Conventional connectors, such as buttons, Velcro and zips, typically rely on mechanical interactions and mate interlocking to join components together. In contrast, the new nanowire (NW) connectors, developed by Ali Javey and Ron Fearing of the University of California at Berkeley, utilize chemical interactions. Not only can these devices be reduced to nanoscale dimensions without losing their sticking power, they also have identical mates, which makes them "unisex". This is in contrast to conventional connector technologies and makes it easier to integrate them in a variety of applications.

Conventional adhesives, such as glue, tapes and synthetic gecko, also exploit chemical interactions that can readily be scaled down.
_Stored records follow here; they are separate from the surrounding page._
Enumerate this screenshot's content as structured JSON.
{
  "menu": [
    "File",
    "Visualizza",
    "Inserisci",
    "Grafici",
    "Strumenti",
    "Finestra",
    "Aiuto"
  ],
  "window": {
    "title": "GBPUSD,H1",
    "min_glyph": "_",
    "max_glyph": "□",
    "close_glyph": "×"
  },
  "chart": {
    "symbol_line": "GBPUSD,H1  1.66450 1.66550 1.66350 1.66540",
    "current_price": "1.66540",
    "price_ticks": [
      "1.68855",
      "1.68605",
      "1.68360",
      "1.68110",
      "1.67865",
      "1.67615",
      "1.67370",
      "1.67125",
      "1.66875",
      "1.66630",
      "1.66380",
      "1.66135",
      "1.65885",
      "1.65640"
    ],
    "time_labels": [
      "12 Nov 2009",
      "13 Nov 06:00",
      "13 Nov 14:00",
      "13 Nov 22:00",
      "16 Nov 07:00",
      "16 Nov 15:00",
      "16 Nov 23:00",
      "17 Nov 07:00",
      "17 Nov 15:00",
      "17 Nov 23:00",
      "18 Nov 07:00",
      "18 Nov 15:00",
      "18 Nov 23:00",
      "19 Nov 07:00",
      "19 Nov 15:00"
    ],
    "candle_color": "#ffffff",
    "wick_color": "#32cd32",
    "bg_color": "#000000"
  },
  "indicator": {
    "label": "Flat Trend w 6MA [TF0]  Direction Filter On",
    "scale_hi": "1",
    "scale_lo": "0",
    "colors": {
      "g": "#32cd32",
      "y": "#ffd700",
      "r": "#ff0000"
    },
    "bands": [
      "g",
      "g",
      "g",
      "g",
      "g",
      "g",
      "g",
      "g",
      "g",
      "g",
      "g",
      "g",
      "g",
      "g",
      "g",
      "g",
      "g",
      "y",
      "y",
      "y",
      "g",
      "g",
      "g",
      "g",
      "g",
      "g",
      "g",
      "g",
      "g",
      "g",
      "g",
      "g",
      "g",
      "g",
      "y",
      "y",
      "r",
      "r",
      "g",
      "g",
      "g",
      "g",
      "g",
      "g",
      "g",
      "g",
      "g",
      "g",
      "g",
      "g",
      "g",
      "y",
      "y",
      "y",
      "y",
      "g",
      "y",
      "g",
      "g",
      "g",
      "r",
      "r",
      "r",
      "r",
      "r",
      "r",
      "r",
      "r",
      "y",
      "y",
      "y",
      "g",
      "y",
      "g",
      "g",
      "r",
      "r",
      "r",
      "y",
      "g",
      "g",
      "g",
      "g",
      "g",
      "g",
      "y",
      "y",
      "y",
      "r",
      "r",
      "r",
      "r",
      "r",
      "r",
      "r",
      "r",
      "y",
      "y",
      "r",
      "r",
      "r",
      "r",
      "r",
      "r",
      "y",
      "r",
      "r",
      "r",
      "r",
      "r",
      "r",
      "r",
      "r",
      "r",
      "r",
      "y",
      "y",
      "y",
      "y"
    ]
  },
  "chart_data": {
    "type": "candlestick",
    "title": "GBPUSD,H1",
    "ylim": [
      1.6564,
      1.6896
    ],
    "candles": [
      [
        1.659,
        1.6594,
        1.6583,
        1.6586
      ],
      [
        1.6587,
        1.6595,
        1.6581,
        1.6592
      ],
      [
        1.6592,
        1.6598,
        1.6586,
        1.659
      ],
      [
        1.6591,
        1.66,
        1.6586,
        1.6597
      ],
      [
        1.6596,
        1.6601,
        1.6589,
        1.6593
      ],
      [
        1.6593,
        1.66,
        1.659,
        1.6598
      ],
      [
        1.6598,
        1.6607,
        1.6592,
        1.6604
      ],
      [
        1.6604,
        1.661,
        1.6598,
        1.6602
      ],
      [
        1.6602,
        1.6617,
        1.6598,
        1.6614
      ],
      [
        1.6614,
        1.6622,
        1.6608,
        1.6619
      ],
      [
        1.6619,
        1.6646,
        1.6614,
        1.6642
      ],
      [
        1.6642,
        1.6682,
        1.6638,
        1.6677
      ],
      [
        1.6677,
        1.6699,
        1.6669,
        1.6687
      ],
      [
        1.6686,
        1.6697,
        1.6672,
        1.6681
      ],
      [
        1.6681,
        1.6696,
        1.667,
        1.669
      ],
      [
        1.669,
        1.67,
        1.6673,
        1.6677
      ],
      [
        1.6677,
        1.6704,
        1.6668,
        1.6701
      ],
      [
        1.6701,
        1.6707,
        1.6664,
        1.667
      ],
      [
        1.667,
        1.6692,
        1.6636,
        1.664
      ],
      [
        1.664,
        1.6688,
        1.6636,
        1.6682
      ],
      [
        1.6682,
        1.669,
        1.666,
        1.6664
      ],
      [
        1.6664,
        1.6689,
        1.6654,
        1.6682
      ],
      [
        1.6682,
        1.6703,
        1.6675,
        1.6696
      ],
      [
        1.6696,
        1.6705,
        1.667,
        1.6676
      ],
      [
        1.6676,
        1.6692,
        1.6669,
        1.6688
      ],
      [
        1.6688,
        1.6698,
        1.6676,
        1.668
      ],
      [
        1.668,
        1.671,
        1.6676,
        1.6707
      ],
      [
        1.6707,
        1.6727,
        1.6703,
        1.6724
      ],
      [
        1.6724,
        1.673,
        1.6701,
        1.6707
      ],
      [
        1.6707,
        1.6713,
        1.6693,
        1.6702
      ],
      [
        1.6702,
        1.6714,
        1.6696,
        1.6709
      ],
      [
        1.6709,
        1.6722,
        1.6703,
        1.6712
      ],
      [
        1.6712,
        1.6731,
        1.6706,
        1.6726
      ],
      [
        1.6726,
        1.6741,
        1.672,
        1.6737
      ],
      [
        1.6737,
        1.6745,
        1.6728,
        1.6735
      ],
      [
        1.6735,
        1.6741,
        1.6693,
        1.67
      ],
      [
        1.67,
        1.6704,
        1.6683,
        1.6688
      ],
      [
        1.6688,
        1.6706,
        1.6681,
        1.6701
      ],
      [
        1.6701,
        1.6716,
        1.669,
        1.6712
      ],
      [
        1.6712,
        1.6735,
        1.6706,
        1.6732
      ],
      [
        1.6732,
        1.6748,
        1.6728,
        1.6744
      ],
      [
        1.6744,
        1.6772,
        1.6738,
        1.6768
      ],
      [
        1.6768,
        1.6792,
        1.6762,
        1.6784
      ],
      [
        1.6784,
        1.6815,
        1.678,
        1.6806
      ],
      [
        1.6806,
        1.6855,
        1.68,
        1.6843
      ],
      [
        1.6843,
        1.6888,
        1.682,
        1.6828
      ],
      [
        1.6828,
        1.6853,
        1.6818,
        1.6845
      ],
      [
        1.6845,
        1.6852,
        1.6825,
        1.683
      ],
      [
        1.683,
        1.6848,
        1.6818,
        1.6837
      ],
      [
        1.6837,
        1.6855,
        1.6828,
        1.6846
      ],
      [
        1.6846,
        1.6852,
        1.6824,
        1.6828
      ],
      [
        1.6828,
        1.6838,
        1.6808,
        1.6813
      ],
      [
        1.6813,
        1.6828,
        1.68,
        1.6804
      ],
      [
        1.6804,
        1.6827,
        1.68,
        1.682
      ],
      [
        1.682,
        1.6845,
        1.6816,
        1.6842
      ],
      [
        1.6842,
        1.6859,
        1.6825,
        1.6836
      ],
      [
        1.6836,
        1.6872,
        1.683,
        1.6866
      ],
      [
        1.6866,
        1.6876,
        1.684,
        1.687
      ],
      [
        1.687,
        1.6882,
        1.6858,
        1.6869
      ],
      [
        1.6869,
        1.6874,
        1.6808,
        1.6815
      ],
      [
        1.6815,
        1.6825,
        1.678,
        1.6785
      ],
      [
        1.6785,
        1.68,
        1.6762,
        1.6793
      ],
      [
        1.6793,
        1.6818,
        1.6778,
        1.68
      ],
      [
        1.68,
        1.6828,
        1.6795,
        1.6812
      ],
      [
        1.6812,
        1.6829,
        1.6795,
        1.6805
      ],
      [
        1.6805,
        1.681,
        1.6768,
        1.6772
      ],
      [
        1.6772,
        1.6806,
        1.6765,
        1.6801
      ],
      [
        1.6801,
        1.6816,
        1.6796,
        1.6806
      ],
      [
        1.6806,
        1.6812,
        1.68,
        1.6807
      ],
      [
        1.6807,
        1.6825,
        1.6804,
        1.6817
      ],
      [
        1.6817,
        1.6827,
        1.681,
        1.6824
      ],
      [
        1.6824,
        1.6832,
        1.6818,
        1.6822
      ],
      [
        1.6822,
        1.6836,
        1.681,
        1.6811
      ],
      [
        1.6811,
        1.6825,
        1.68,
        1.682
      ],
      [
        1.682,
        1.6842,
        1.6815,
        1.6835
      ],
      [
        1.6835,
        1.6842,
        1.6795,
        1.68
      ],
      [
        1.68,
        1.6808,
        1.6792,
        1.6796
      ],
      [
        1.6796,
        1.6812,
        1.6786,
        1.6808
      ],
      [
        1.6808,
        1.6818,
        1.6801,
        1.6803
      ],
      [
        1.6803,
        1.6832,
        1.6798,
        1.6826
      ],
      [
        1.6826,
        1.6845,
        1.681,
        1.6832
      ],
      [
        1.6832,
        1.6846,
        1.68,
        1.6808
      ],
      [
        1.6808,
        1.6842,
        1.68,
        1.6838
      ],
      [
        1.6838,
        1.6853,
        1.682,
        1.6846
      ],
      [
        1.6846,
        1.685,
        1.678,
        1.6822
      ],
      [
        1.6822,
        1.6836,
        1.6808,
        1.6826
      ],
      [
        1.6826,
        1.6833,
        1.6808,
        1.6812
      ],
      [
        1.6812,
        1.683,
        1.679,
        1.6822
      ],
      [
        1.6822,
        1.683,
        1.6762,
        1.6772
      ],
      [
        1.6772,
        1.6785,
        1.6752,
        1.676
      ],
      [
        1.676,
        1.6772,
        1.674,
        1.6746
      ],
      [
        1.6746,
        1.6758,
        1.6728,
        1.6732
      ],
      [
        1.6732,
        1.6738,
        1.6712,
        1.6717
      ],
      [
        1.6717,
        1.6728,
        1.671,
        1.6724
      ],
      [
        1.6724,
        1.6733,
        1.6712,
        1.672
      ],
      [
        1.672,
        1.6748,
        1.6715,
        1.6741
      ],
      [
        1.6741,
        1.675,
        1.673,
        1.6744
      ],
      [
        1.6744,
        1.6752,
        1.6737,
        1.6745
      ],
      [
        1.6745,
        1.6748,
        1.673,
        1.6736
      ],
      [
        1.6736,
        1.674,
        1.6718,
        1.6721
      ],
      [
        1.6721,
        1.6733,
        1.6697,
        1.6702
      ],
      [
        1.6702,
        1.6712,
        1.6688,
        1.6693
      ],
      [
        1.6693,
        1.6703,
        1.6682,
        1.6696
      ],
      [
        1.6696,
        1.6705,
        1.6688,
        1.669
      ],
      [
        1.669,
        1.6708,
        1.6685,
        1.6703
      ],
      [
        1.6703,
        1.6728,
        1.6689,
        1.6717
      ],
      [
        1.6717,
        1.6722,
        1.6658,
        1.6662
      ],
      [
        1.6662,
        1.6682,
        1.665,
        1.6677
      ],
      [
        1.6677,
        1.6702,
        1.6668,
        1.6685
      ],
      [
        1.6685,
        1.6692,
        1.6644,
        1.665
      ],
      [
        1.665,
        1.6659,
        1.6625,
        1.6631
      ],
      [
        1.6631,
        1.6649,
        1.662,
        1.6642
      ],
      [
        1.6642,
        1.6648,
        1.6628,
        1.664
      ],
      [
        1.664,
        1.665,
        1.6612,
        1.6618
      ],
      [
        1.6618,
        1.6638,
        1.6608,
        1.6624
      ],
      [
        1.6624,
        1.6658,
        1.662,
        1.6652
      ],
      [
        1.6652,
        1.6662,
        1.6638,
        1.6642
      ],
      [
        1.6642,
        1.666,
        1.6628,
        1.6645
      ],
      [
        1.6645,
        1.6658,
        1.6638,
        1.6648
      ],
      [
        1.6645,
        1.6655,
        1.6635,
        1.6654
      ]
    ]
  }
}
The problem here, however, is that these adhesives are designed to bind to any surface rather than just specific sites, as is required for connector applications. "The challenge in our project was to develop connectors that utilize chemical interactions that are highly scalable and yet achieve selective binding," Javey told nanotechweb.org. "The NW connectors technology addresses this challenge by using a novel nanofibrillar system."

The team, which includes researchers from the Lawrence Berkeley National Lab, employed germanium NW forests measuring around 20–30 nm in diameter and 30 µm in length as the backbone of the chemical connectors to make the nanofibrillar structures. Thanks to their high Young's modulus, the structures do not collapse or aggregate. The researchers also deposited a polymer shell onto the surface of the NWs to improve adhesion strength.

Strong shear binding
Because NWs are designed to be stiff, they have low van der Waals interactions and do not easily stick to flat surfaces. However, when they encounter surfaces like themselves (that is nanofibrillar surfaces with similar aspect ratios and dimensions), interpenetration of the NW forests results in the contact area being amplified by around 1000 times. This leads to strong shear binding of around 163 N/cm2, which is well above the shear adhesion strengths of most connector technologies (around 5–15 N/cm2).

"Not many natural or man-made objects have the dimensions of NW forests, so the connectors are highly specific, having minimal adhesion with most foreign surfaces, such as cloth or even Velcro," explained Javey. "This specific binding makes the NW forests an ideal connector technology."

The connectors can also be easily removed and reattached thanks to their superb anisotropic adhesion behaviour (shear to normal strength ratio of around 25), he adds.

According to the team, the NW connectors could be used in various applications, ranging from clothing, reconfigurable structures, such as toys, and in any device that requires reversible component assembly.

The scientists are now exploring connector technologies that can operate in different environments. "We are also looking at how to enhance their robustness and life-time," revealed Javey.

The results were reported in Nano Letters.